"Rejoice always, pray continually, give thanks in all circumstances; for this is God's will for you in Christ Jesus."
1 Thessalonians 5:16–18
This week, offer a prayer of gratitude to God. Thank him for friends in your group and outside the group who support your efforts to be healthy. Let group members pray one- or two-sentence prayers of gratitude for friends.
Pray also for those in your group who shared an area of weakness or need. Ask God to strengthen them and surround them with his love, and ask him if there is anything you can do to support them. You can pray as simply as, "Lord, thank you for [Name]. Please give him/her __________."
Have someone close with this prayer:
Thank you, Lord, for this group and for all of our friends.
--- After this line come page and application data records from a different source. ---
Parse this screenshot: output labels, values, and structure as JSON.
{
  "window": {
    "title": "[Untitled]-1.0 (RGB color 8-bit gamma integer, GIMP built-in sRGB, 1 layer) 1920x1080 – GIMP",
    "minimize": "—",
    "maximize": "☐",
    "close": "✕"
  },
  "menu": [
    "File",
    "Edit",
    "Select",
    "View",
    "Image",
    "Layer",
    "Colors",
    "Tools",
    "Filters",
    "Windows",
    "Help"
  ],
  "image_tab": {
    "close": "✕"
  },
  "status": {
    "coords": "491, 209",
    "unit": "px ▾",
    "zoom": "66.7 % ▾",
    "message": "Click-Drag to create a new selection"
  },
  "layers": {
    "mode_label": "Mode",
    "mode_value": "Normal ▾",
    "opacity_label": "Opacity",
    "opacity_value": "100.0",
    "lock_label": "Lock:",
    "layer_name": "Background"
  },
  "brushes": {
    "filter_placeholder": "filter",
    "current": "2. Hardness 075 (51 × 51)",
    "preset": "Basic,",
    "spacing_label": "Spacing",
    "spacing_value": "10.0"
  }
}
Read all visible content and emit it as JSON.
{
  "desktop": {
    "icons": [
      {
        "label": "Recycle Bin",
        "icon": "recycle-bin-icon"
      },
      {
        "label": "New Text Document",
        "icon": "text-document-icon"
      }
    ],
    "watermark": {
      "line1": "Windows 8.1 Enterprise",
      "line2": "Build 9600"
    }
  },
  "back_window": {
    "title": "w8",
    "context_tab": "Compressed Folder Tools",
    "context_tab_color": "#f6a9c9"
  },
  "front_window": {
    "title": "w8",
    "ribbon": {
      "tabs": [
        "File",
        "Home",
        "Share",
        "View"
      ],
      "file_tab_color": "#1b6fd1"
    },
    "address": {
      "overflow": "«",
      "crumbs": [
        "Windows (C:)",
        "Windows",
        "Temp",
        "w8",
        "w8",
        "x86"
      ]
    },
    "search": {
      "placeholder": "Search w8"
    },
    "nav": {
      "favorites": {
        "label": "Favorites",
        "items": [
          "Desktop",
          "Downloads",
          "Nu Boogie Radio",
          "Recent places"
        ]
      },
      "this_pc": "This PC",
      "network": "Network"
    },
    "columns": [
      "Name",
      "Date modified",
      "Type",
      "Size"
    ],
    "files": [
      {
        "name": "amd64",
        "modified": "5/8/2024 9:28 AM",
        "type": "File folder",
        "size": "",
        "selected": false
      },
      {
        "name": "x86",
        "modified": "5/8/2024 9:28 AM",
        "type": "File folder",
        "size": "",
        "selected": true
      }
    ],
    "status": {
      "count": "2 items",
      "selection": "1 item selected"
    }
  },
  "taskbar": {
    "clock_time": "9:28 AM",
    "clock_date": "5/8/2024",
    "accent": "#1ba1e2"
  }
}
We long to become people who love you with all our hearts and who love each other as you have loved us. We long to learn how to love our neighbors as we love ourselves. Help us to become people who love more deeply, more genuinely. Give us the courage to open up to others and be vulnerable. Give us the patience and care for others that will make us good listeners. Make us people others can trust with their areas of need. Thank you for what you are doing in our group. I pray this in Jesus' name. Amen.
Excerpted from Friends Study Guide by John Townsend, Dee Eastman. Copyright © 2015 The Daniel Plan. Excerpted by permission of ZONDERVAN.
All rights reserved. No part of this excerpt may be reproduced or reprinted without permission in writing from the publisher.
Excerpts are provided by Dial-A-Book Inc. solely for the personal use of visitors to this web site.
Table of Contents
Welcome Letter 6
How to Use This Guide 7
Session 1 The Power to Transform 11
Session 2 Honesty: The Real Deal 29
Session 3 Moving through Grief and Loss 47
Session 4 God's Purpose for Living 63
If It's Hard for You to Be Vulnerable 81
Choosing Safe People 84
Group Guidelines 86
Leadership 101 88
Memory Verses 91
About the Contributors 93